*** Opening Information provided ***

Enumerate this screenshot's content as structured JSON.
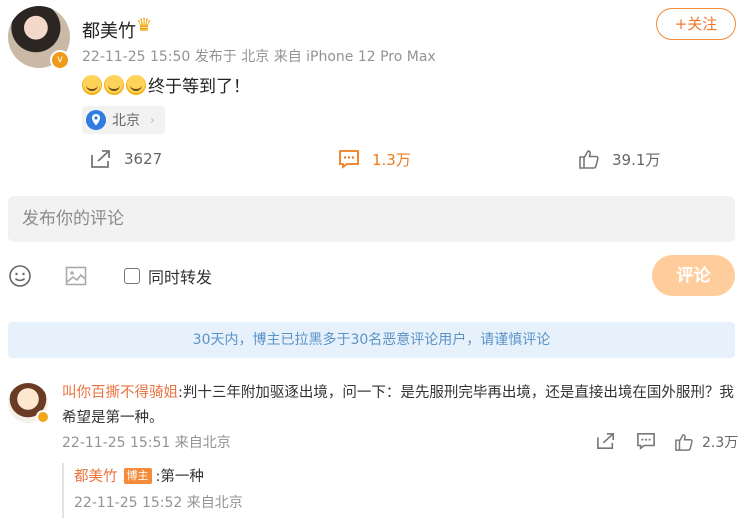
{
  "post": {
    "username": "都美竹",
    "meta": "22-11-25 15:50  发布于 北京  来自 iPhone 12 Pro Max",
    "follow_label": "+关注",
    "text": "终于等到了！",
    "emoji_count": 3,
    "location": "北京",
    "stats": {
      "shares": "3627",
      "comments": "1.3万",
      "likes": "39.1万"
    }
  },
  "composer": {
    "placeholder": "发布你的评论",
    "repost_label": "同时转发",
    "submit_label": "评论"
  },
  "notice": "30天内，博主已拉黑多于30名恶意评论用户，请谨慎评论",
  "comment": {
    "username": "叫你百撕不得骑姐",
    "text": ":判十三年附加驱逐出境，问一下：是先服刑完毕再出境，还是直接出境在国外服刑？我希望是第一种。",
    "time": "22-11-25 15:51 来自北京",
    "likes": "2.3万",
    "reply": {
      "username": "都美竹",
      "badge": "博主",
      "text": ":第一种",
      "time": "22-11-25 15:52 来自北京"
    }
  },
  "colors": {
    "accent": "#f0762a",
    "notice_bg": "#e6f1fb",
    "notice_text": "#5a93c8",
    "submit_bg": "#ffcd9c"
  }
}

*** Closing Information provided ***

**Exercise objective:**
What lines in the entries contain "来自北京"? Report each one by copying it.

**Written response:**
    "time": "22-11-25 15:51 来自北京",
      "time": "22-11-25 15:52 来自北京"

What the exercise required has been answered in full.